Last Updated: August 17, 2022
It can be difficult to get custody in a divorce, particularly if the children are living with the other parent. If one parent served as the main caregiver during the marriage and the children are residing with that individual during a marital separation, the other parent will need to prepare a strong custody case. Family law help is available and almost all divorce lawyers offer free initial consultations. Having representation can dramatically increase the chance of getting joint custody in a divorce even if the kids are living primarily with the other parent.
Fill out the Free Evaluation Form to have a Family Law Rights Attorney look at your case!
Don’t Forget About the Kids!
When parents are going through a divorce, they can easily forget about their children. They may become so focused on dividing property and dealing with legal documents that they do not consider who will care for the children once the divorce is finalized. Children may be living with the parent who has been the primary caregiver but that does not mean this must continue.
The court will weigh the pro’s and con’s of the kids spending time with either parent. This involves determining if each parent has a suitable home and is or has been involved in child-rearing activities. Being involved in your kids extracurricular or sports activities is important. Showing up to teacher conferences is important. And going to and scheduling doctors appointments is essential to showcasing your ability to take care of the kids. Even a short history of doing these things (START NOW IF YOU HAVE TO!) will make it more difficult for the other parent to say he or she should continue having the kids the majority of the time.
You Can Get Custody In A Divorce
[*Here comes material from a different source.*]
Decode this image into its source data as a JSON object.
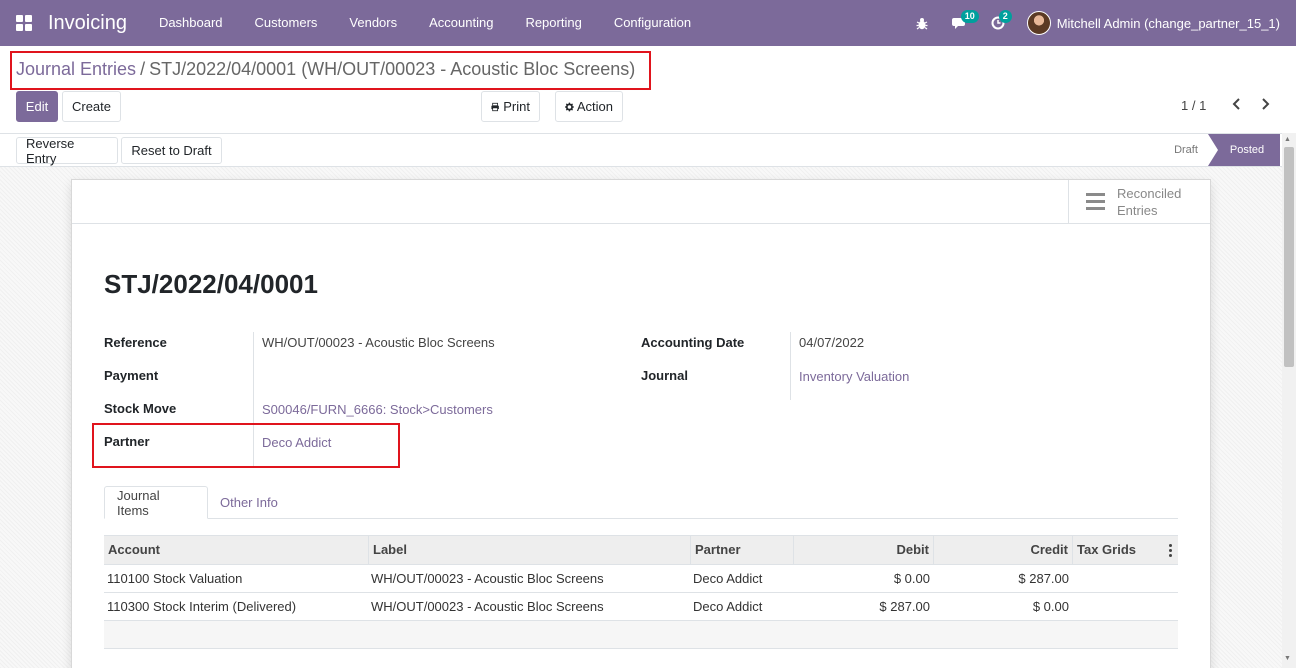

Getting custody in a divorce is not necessarily entirely focused on becoming the primary parent when it comes to parenting time with the children. In many instances, it is obtaining joint decision-making ability and a good amount of visitation / parenting time. Obtaining an order that grants both parents joint decision making and lots of parenting time should be the primary goal. Anything beyond that is the sugar on top.
Getting joint custody during a divorce requires proving that you are emotionally, physically, and financially able to care for your children. A court considers many things when making a custody decision, the main one being what arrangement is in the best interests of the child – this is the standard in all states.
Best Interests of the Child Standard = Stability
Many things go into determining what is in the best interest of the child – which is the primary standard used to determine child-related issues. The ability to win custody in a divorce often boils down to which parent offers the most stability for the children. Many of the primary factors that the courts use to determine the best interests standard center around stability.
The primary best interests of the child factors include the following:
- Living arrangements of each parent
- A bedroom for the child and food in the fridge and not moving every 12-months
- Proximity to school
- Not moving 30-minutes away
- The child’s adjustment to their home and community
- Friends in their neighborhood and good schools
- The ability of the parents to cooperate when it comes to co-parenting and decision making
- Can the parents put aside fighting to make decisions that are good for their kid
- Level of participation in past child-rearing responsibilities
- Who was the primary care giver or were responsibilities split?
- The willingness of a parent to facilitate a good relationship between the child and the other parent
- Undermining the other parent to the child, bad-talking the other parent – these activities need to be avoided
Stability in Your Life is Key
Every one of those primary factors that a court will use in a custody case centers around stability. Whether it is the stability of the living arrangements for the child, the relationship between child and parent or between the parents themselves – stability is the key factor. Courts know that a divorce is a difficult transition for a child – especially a young child. Knowing this, family law judges want to keep as many things stable for the child as possible. To get custody in a divorce, the parents must be able to apply as many of the above factors to their particular case as possible.
Stability in the Child’s Lifestyle
Stability in the lifestyle of the child is also important. Moving to much or not being able to provide a safe living environment is a big factor. For example, if a father earns a comfortable income and has a nice home in a good school district, he is more likely to win custody than a father who is unemployed and rents a one-bedroom apartment in an undesirable part of town. Children will experience much better lives, provided that this parent is not abusive or working all night. Money isn’t the most important thing, but it certainly helps to be able to provide a better home for the child.
Begin organizing your life – this is a big thing to do. This means taking inventory of things in your life – activities that might take away from time with the kids or possibly changing jobs to get better hours. It also might mean seeking help with a therapist so that you can communicate with your ex and the kids better and in a more positive way. Find ways to get involved in the kids lives even more than in the past – this is good for them and helps build a positive case for you. And obviously, speaking with a lawyer for a free consultation never hurts either – it can only help to have a professional involved. You can win custody in a divorce even if the kids are gone if you focus on what matters the most – your children.
Fill out the Free Evaluation Form to get Child Custody Help Now!